### Element data from apps and pages
════════════════════

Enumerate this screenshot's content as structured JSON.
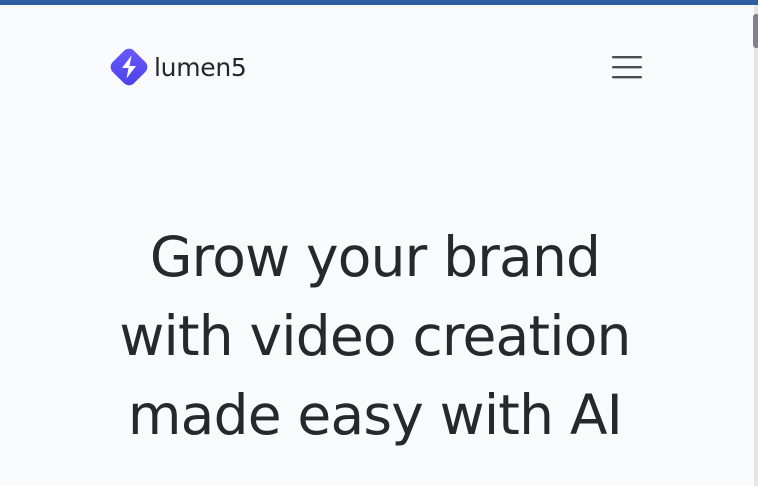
{
  "brand": {
    "name": "lumen5",
    "logo_icon": "lumen5-logo-icon",
    "accent_color": "#5a4ff3"
  },
  "header": {
    "menu_icon": "hamburger-menu-icon"
  },
  "hero": {
    "lines": [
      "Grow your brand",
      "with video creation",
      "made easy with AI"
    ]
  }
}
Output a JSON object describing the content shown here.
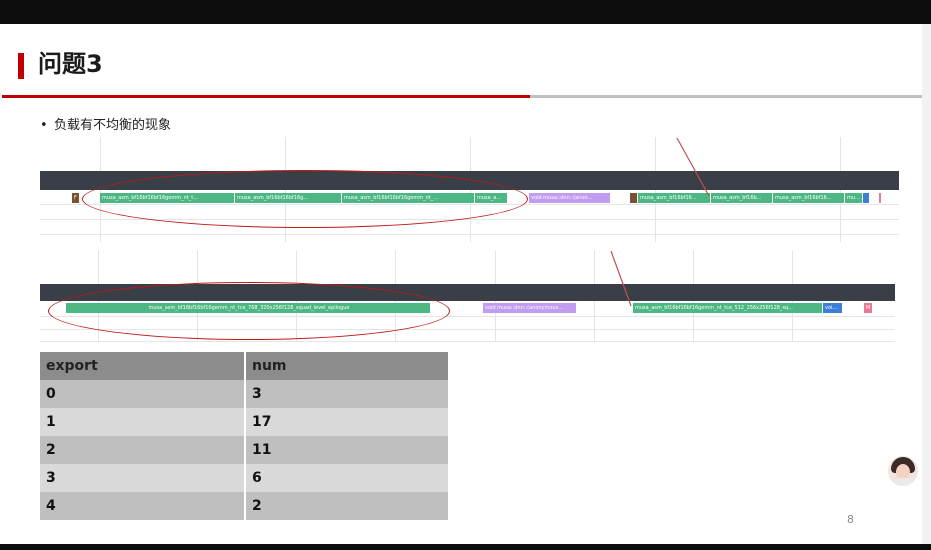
{
  "slide": {
    "title": "问题3",
    "bullet": "负载有不均衡的现象",
    "page_number": "8"
  },
  "trace1": {
    "blocks": [
      {
        "label": "F",
        "color": "brown"
      },
      {
        "label": "musa_asm_bf16bf16bf16gemm_nt_t...",
        "color": "green"
      },
      {
        "label": "musa_asm_bf16bf16bf16g...",
        "color": "green"
      },
      {
        "label": "musa_asm_bf16bf16bf16gemm_nt_...",
        "color": "green"
      },
      {
        "label": "musa_a...",
        "color": "green"
      },
      {
        "label": "void musa::dnn::(anon...",
        "color": "purple"
      },
      {
        "label": "",
        "color": "brown"
      },
      {
        "label": "musa_asm_bf16bf16...",
        "color": "green"
      },
      {
        "label": "musa_asm_bf16b...",
        "color": "green"
      },
      {
        "label": "musa_asm_bf16bf16...",
        "color": "green"
      },
      {
        "label": "mu...",
        "color": "green"
      }
    ]
  },
  "trace2": {
    "blocks": [
      {
        "label": "musa_asm_bf16bf16bf16gemm_nt_tce_768_320x256f128_squad_level_epilogue",
        "color": "green"
      },
      {
        "label": "void musa::dnn::(anonymous...",
        "color": "purple"
      },
      {
        "label": "musa_asm_bf16bf16bf16gemm_nt_tce_512_256x256f128_sq...",
        "color": "green"
      },
      {
        "label": "voi...",
        "color": "blue"
      },
      {
        "label": "M",
        "color": "pink"
      }
    ]
  },
  "table": {
    "headers": [
      "export",
      "num"
    ],
    "rows": [
      [
        "0",
        "3"
      ],
      [
        "1",
        "17"
      ],
      [
        "2",
        "11"
      ],
      [
        "3",
        "6"
      ],
      [
        "4",
        "2"
      ]
    ]
  }
}
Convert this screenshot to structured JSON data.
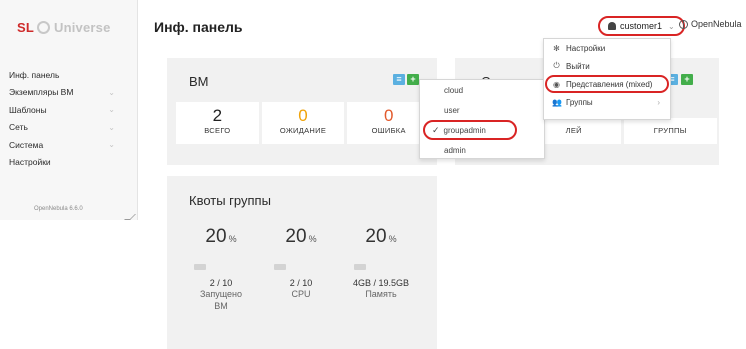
{
  "sidebar": {
    "brand_sl": "SL",
    "brand_name": "Universe",
    "items": [
      {
        "label": "Инф. панель",
        "has_submenu": false
      },
      {
        "label": "Экземпляры ВМ",
        "has_submenu": true
      },
      {
        "label": "Шаблоны",
        "has_submenu": true
      },
      {
        "label": "Сеть",
        "has_submenu": true
      },
      {
        "label": "Система",
        "has_submenu": true
      },
      {
        "label": "Настройки",
        "has_submenu": false
      }
    ],
    "version": "OpenNebula 6.6.0"
  },
  "header": {
    "title": "Инф. панель",
    "user": "customer1",
    "zone": "OpenNebula"
  },
  "vm_card": {
    "title": "ВМ",
    "stats": [
      {
        "value": "2",
        "label": "ВСЕГО",
        "color": "#222222"
      },
      {
        "value": "0",
        "label": "ОЖИДАНИЕ",
        "color": "#f0a30a"
      },
      {
        "value": "0",
        "label": "ОШИБКА",
        "color": "#e25a2c"
      }
    ]
  },
  "system_card": {
    "title_partial": "Систем",
    "stats": [
      {
        "label": "ЛЕЙ"
      },
      {
        "label": "ГРУППЫ"
      }
    ]
  },
  "quota_card": {
    "title": "Квоты группы",
    "unit": "%",
    "items": [
      {
        "percent": "20",
        "value": "2 / 10",
        "label": "Запущено ВМ"
      },
      {
        "percent": "20",
        "value": "2 / 10",
        "label": "CPU"
      },
      {
        "percent": "20",
        "value": "4GB / 19.5GB",
        "label": "Память"
      }
    ]
  },
  "user_menu": {
    "items": [
      {
        "icon": "gear-icon",
        "label": "Настройки"
      },
      {
        "icon": "power-icon",
        "label": "Выйти"
      },
      {
        "icon": "eye-icon",
        "label": "Представления (mixed)"
      },
      {
        "icon": "users-icon",
        "label": "Группы"
      }
    ]
  },
  "views_menu": {
    "items": [
      {
        "label": "cloud",
        "checked": false
      },
      {
        "label": "user",
        "checked": false
      },
      {
        "label": "groupadmin",
        "checked": true
      },
      {
        "label": "admin",
        "checked": false
      }
    ]
  },
  "colors": {
    "highlight": "#d92424",
    "brand_red": "#cf2b2b",
    "add_button": "#43ae4b",
    "list_button": "#5bb0e0"
  }
}
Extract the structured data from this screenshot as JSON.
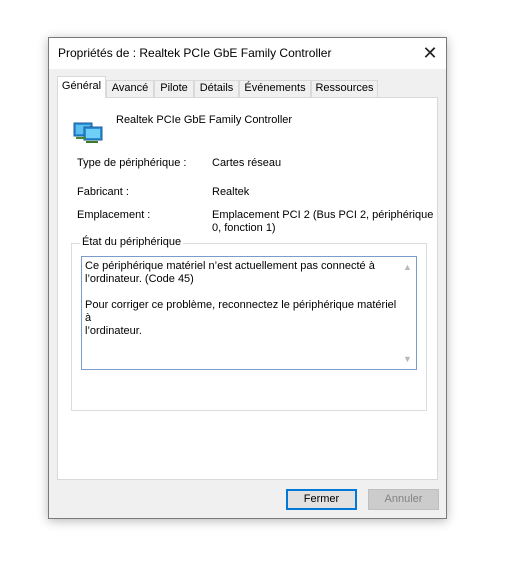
{
  "dialog": {
    "title": "Propriétés de : Realtek PCIe GbE Family Controller",
    "close_glyph": "✕"
  },
  "tabs": [
    {
      "label": "Général",
      "active": true
    },
    {
      "label": "Avancé"
    },
    {
      "label": "Pilote"
    },
    {
      "label": "Détails"
    },
    {
      "label": "Événements"
    },
    {
      "label": "Ressources"
    }
  ],
  "device": {
    "name": "Realtek PCIe GbE Family Controller",
    "icon": "network-adapter-icon"
  },
  "props": {
    "type_label": "Type de périphérique :",
    "type_value": "Cartes réseau",
    "manufacturer_label": "Fabricant :",
    "manufacturer_value": "Realtek",
    "location_label": "Emplacement :",
    "location_value_line1": "Emplacement PCI 2 (Bus PCI 2, périphérique",
    "location_value_line2": "0, fonction 1)"
  },
  "status": {
    "legend": "État du périphérique",
    "line1": "Ce périphérique matériel n’est actuellement pas connecté à",
    "line2": "l’ordinateur.  (Code 45)",
    "line3": "Pour corriger ce problème, reconnectez le périphérique matériel à",
    "line4": "l’ordinateur."
  },
  "buttons": {
    "close_label": "Fermer",
    "cancel_label": "Annuler"
  },
  "colors": {
    "focus_blue": "#0078d7",
    "status_border": "#7a9cc8"
  }
}
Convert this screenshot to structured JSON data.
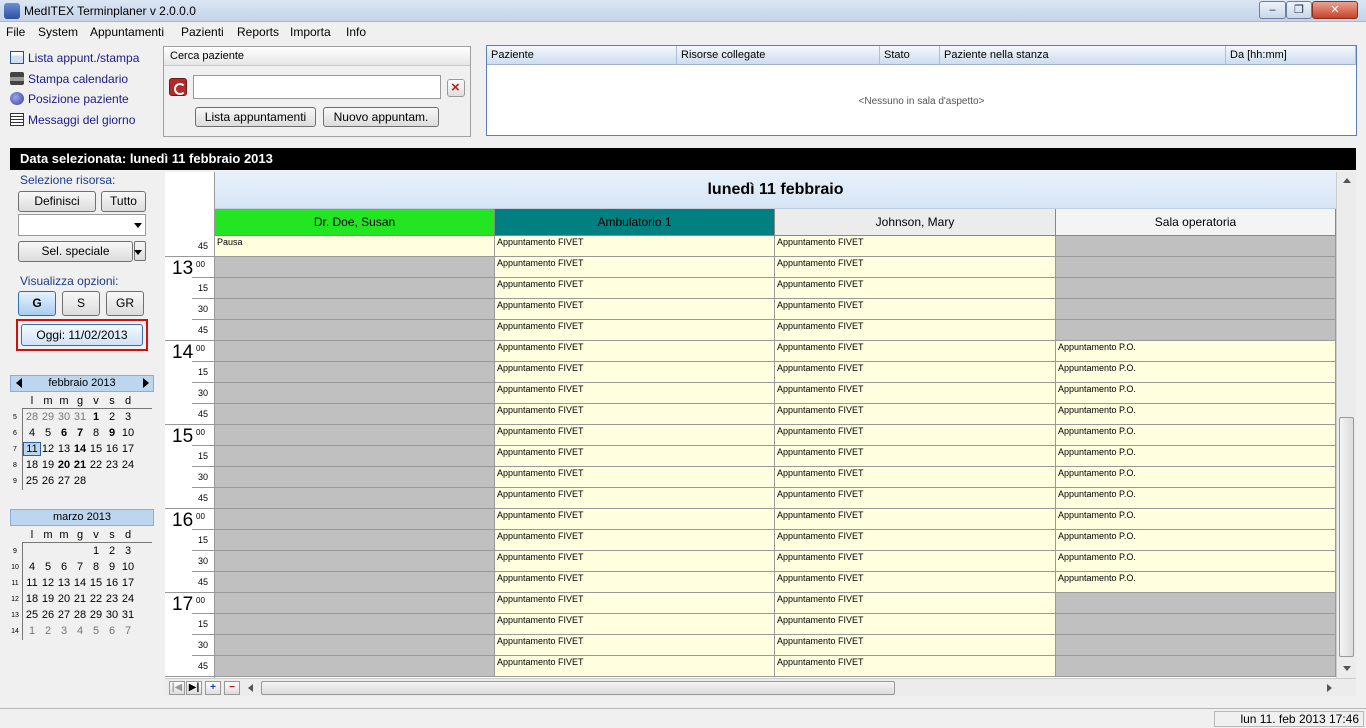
{
  "window": {
    "title": "MedITEX  Terminplaner v 2.0.0.0",
    "min_icon": "minimize-icon",
    "max_icon": "maximize-icon",
    "close_icon": "close-icon"
  },
  "menu": [
    "File",
    "System",
    "Appuntamenti",
    "Pazienti",
    "Reports",
    "Importa",
    "Info"
  ],
  "quick_links": [
    {
      "label": "Lista appunt./stampa",
      "icon": "list-icon"
    },
    {
      "label": "Stampa calendario",
      "icon": "printer-icon"
    },
    {
      "label": "Posizione paziente",
      "icon": "patient-position-icon"
    },
    {
      "label": "Messaggi del giorno",
      "icon": "messages-icon"
    }
  ],
  "search": {
    "title": "Cerca paziente",
    "value": "",
    "btn_list": "Lista appuntamenti",
    "btn_new": "Nuovo appuntam."
  },
  "waiting_room": {
    "columns": [
      "Paziente",
      "Risorse collegate",
      "Stato",
      "Paziente nella stanza",
      "Da [hh:mm]"
    ],
    "empty": "<Nessuno in sala d'aspetto>"
  },
  "selected_date": "Data selezionata: lunedì 11 febbraio 2013",
  "left": {
    "resource_label": "Selezione risorsa:",
    "btn_define": "Definisci",
    "btn_all": "Tutto",
    "dropdown_value": "",
    "btn_special": "Sel. speciale",
    "view_label": "Visualizza opzioni:",
    "view_options": [
      "G",
      "S",
      "GR"
    ],
    "today_button": "Oggi: 11/02/2013"
  },
  "calendars": [
    {
      "title": "febbraio 2013",
      "weekdays": [
        "l",
        "m",
        "m",
        "g",
        "v",
        "s",
        "d"
      ],
      "weeks": [
        {
          "wk": "5",
          "days": [
            {
              "d": "28",
              "o": 1
            },
            {
              "d": "29",
              "o": 1
            },
            {
              "d": "30",
              "o": 1
            },
            {
              "d": "31",
              "o": 1
            },
            {
              "d": "1",
              "b": 1
            },
            {
              "d": "2"
            },
            {
              "d": "3"
            }
          ]
        },
        {
          "wk": "6",
          "days": [
            {
              "d": "4"
            },
            {
              "d": "5"
            },
            {
              "d": "6",
              "b": 1
            },
            {
              "d": "7",
              "b": 1
            },
            {
              "d": "8"
            },
            {
              "d": "9",
              "b": 1
            },
            {
              "d": "10"
            }
          ]
        },
        {
          "wk": "7",
          "days": [
            {
              "d": "11",
              "t": 1
            },
            {
              "d": "12"
            },
            {
              "d": "13"
            },
            {
              "d": "14",
              "b": 1
            },
            {
              "d": "15"
            },
            {
              "d": "16"
            },
            {
              "d": "17"
            }
          ]
        },
        {
          "wk": "8",
          "days": [
            {
              "d": "18"
            },
            {
              "d": "19"
            },
            {
              "d": "20",
              "b": 1
            },
            {
              "d": "21",
              "b": 1
            },
            {
              "d": "22"
            },
            {
              "d": "23"
            },
            {
              "d": "24"
            }
          ]
        },
        {
          "wk": "9",
          "days": [
            {
              "d": "25"
            },
            {
              "d": "26"
            },
            {
              "d": "27"
            },
            {
              "d": "28"
            }
          ]
        }
      ]
    },
    {
      "title": "marzo 2013",
      "weekdays": [
        "l",
        "m",
        "m",
        "g",
        "v",
        "s",
        "d"
      ],
      "weeks": [
        {
          "wk": "9",
          "days": [
            {
              "d": ""
            },
            {
              "d": ""
            },
            {
              "d": ""
            },
            {
              "d": ""
            },
            {
              "d": "1"
            },
            {
              "d": "2"
            },
            {
              "d": "3"
            }
          ]
        },
        {
          "wk": "10",
          "days": [
            {
              "d": "4"
            },
            {
              "d": "5"
            },
            {
              "d": "6"
            },
            {
              "d": "7"
            },
            {
              "d": "8"
            },
            {
              "d": "9"
            },
            {
              "d": "10"
            }
          ]
        },
        {
          "wk": "11",
          "days": [
            {
              "d": "11"
            },
            {
              "d": "12"
            },
            {
              "d": "13"
            },
            {
              "d": "14"
            },
            {
              "d": "15"
            },
            {
              "d": "16"
            },
            {
              "d": "17"
            }
          ]
        },
        {
          "wk": "12",
          "days": [
            {
              "d": "18"
            },
            {
              "d": "19"
            },
            {
              "d": "20"
            },
            {
              "d": "21"
            },
            {
              "d": "22"
            },
            {
              "d": "23"
            },
            {
              "d": "24"
            }
          ]
        },
        {
          "wk": "13",
          "days": [
            {
              "d": "25"
            },
            {
              "d": "26"
            },
            {
              "d": "27"
            },
            {
              "d": "28"
            },
            {
              "d": "29"
            },
            {
              "d": "30"
            },
            {
              "d": "31"
            }
          ]
        },
        {
          "wk": "14",
          "days": [
            {
              "d": "1",
              "o": 1
            },
            {
              "d": "2",
              "o": 1
            },
            {
              "d": "3",
              "o": 1
            },
            {
              "d": "4",
              "o": 1
            },
            {
              "d": "5",
              "o": 1
            },
            {
              "d": "6",
              "o": 1
            },
            {
              "d": "7",
              "o": 1
            }
          ]
        }
      ]
    }
  ],
  "schedule": {
    "day_title": "lunedì 11 febbraio",
    "resources": [
      {
        "name": "Dr. Doe, Susan",
        "color": "#22e622"
      },
      {
        "name": "Ambulatorio 1",
        "color": "#008080"
      },
      {
        "name": "Johnson, Mary",
        "color": "#ececec"
      },
      {
        "name": "Sala operatoria",
        "color": "#f4f4f4"
      }
    ],
    "times": [
      {
        "h": "",
        "m": "45"
      },
      {
        "h": "13",
        "m": "00"
      },
      {
        "h": "",
        "m": "15"
      },
      {
        "h": "",
        "m": "30"
      },
      {
        "h": "",
        "m": "45"
      },
      {
        "h": "14",
        "m": "00"
      },
      {
        "h": "",
        "m": "15"
      },
      {
        "h": "",
        "m": "30"
      },
      {
        "h": "",
        "m": "45"
      },
      {
        "h": "15",
        "m": "00"
      },
      {
        "h": "",
        "m": "15"
      },
      {
        "h": "",
        "m": "30"
      },
      {
        "h": "",
        "m": "45"
      },
      {
        "h": "16",
        "m": "00"
      },
      {
        "h": "",
        "m": "15"
      },
      {
        "h": "",
        "m": "30"
      },
      {
        "h": "",
        "m": "45"
      },
      {
        "h": "17",
        "m": "00"
      },
      {
        "h": "",
        "m": "15"
      },
      {
        "h": "",
        "m": "30"
      },
      {
        "h": "",
        "m": "45"
      }
    ],
    "rows": [
      [
        "Pausa",
        "Appuntamento FIVET",
        "Appuntamento FIVET",
        null
      ],
      [
        null,
        "Appuntamento FIVET",
        "Appuntamento FIVET",
        null
      ],
      [
        null,
        "Appuntamento FIVET",
        "Appuntamento FIVET",
        null
      ],
      [
        null,
        "Appuntamento FIVET",
        "Appuntamento FIVET",
        null
      ],
      [
        null,
        "Appuntamento FIVET",
        "Appuntamento FIVET",
        null
      ],
      [
        null,
        "Appuntamento FIVET",
        "Appuntamento FIVET",
        "Appuntamento P.O."
      ],
      [
        null,
        "Appuntamento FIVET",
        "Appuntamento FIVET",
        "Appuntamento P.O."
      ],
      [
        null,
        "Appuntamento FIVET",
        "Appuntamento FIVET",
        "Appuntamento P.O."
      ],
      [
        null,
        "Appuntamento FIVET",
        "Appuntamento FIVET",
        "Appuntamento P.O."
      ],
      [
        null,
        "Appuntamento FIVET",
        "Appuntamento FIVET",
        "Appuntamento P.O."
      ],
      [
        null,
        "Appuntamento FIVET",
        "Appuntamento FIVET",
        "Appuntamento P.O."
      ],
      [
        null,
        "Appuntamento FIVET",
        "Appuntamento FIVET",
        "Appuntamento P.O."
      ],
      [
        null,
        "Appuntamento FIVET",
        "Appuntamento FIVET",
        "Appuntamento P.O."
      ],
      [
        null,
        "Appuntamento FIVET",
        "Appuntamento FIVET",
        "Appuntamento P.O."
      ],
      [
        null,
        "Appuntamento FIVET",
        "Appuntamento FIVET",
        "Appuntamento P.O."
      ],
      [
        null,
        "Appuntamento FIVET",
        "Appuntamento FIVET",
        "Appuntamento P.O."
      ],
      [
        null,
        "Appuntamento FIVET",
        "Appuntamento FIVET",
        "Appuntamento P.O."
      ],
      [
        null,
        "Appuntamento FIVET",
        "Appuntamento FIVET",
        null
      ],
      [
        null,
        "Appuntamento FIVET",
        "Appuntamento FIVET",
        null
      ],
      [
        null,
        "Appuntamento FIVET",
        "Appuntamento FIVET",
        null
      ],
      [
        null,
        "Appuntamento FIVET",
        "Appuntamento FIVET",
        null
      ]
    ]
  },
  "status_time": "lun 11. feb 2013 17:46"
}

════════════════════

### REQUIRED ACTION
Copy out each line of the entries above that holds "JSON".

### WRITTEN SOLUTION
Enumerate this screenshot's content as structured JSON.
Output a JSON object describing the content shown here.
Convert this screenshot to structured JSON data.
Extract the structured data from this screenshot as JSON.
Convert this screenshot to structured JSON data.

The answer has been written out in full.